Organic agriculture is one of the production success stories of the past decade. In recent years it has achieved solid double digit growth in annual sale. Organic agriculture encompasses production systems that promote and enhance soil biological activity. They typically involve minimal use of inputs and employ practices that restore, maintain, and enhance natural processes.

Organic Fits With Consumer Demand

The sector growth is not surprising given the trends of increasing consumer and producer interest in sustainability. People are looking to the health and social implications of food production. Annual retail sales of organic products in Canada are now more than $1 billion. And about 2/5ths of this sold in the larger retail outlets (e.g. supermarkets). Demand greatly outstrips domestic supply. With a 20 percent average growth across Canada in recent years, the difference is made up with imports. Canada imports roughly 90% of the organic grocery items sold here. The paucity of domestic consumer products is due in part to the lack of processing infrastructure. This is much like the conventional agri-food segments.

Canada is not alone in the organic revolution, so there are plenty of import options. As reported in a recent survey on global organic farming, organic agriculture is established in over 120 countries on approximately 31 million ha. The countries with the greatest area under organic production are all major food exporters. These include Australia (11.8 million ha), Argentina (3.1 million ha), China (2.3 million ha) and the US (1.6 million ha). As in Canada, demand for organic products comes primarily from other wealthy countries. And consumers with the highest disposable incomes are the largest spenders on organic foods.

Organic Buyers Still Cost-Sensitive

The global recession however, has eroded this consumer base. Some are declaring the organic sector also to be in economic retraction (“Organic Farming in a Recession“). To maintain sales, price cuts could be on the way. But as with conventional agriculture, Canada is not a low-cost jurisdiction. Land and labour can be sourced cheaply in the developing world. Nor do we have the scale of organic production yet to create economies of scale. This limits the sector’s ability to move on prices.

But the rest of the world seems to be moving to capture market share. They are doing this playing the high volume – low cost game. China, for example, as reported in the People’s Daily Online, is working towards capturing 5% of the global organic market. Our neighbors to the south are also taking concrete actions to expand production and overcome supply bottlenecks. The US Organic Conversion Assistance program is helping with the transition. And the US are expanding their organic production base with an eye to greater exports.

Enter Globalization

Is globalization of the organic markets in the works? Canada’s recent equivalency agreement with the US suggests so. Imports of US organic products certified under their organic regime now meet the Canadian requirements for organic products. Similar agreements are planned or underway with the European Union and Japan and a global framework can’t be far away.

This move to liberal trade in certified organics, without development of processing businesses, may end up relegating domestic organic sales to seasonal direct-to-consumer outlets.

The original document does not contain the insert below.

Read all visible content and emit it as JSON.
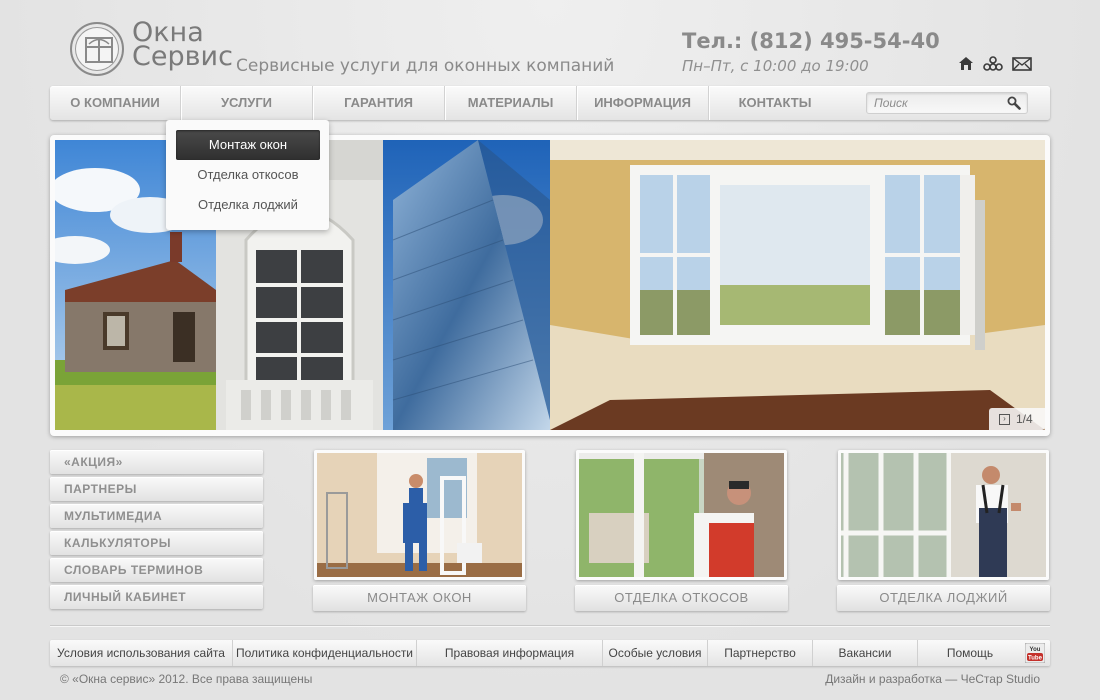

This could permanently hinder development of the domestic value-added processing and packaging. This, as brands are established and volume increases through foreign channels.

Need to Support Domestic Organic

Further economic downturns could exacerbate this situation. Especially as the margin-conscientious Canadian retailers and distributors keep looking further afield to stock the grocery aisles with organic fare. With a steady, year-round supply of cheap imports, there will be less incentive to source from local producers on economic grounds.

Industry and government need to work more effectively towards building domestic value-chains for the organic sector. Do this, or the past two decades of growth will only have succeeded in developing another high risk, low reward farming option.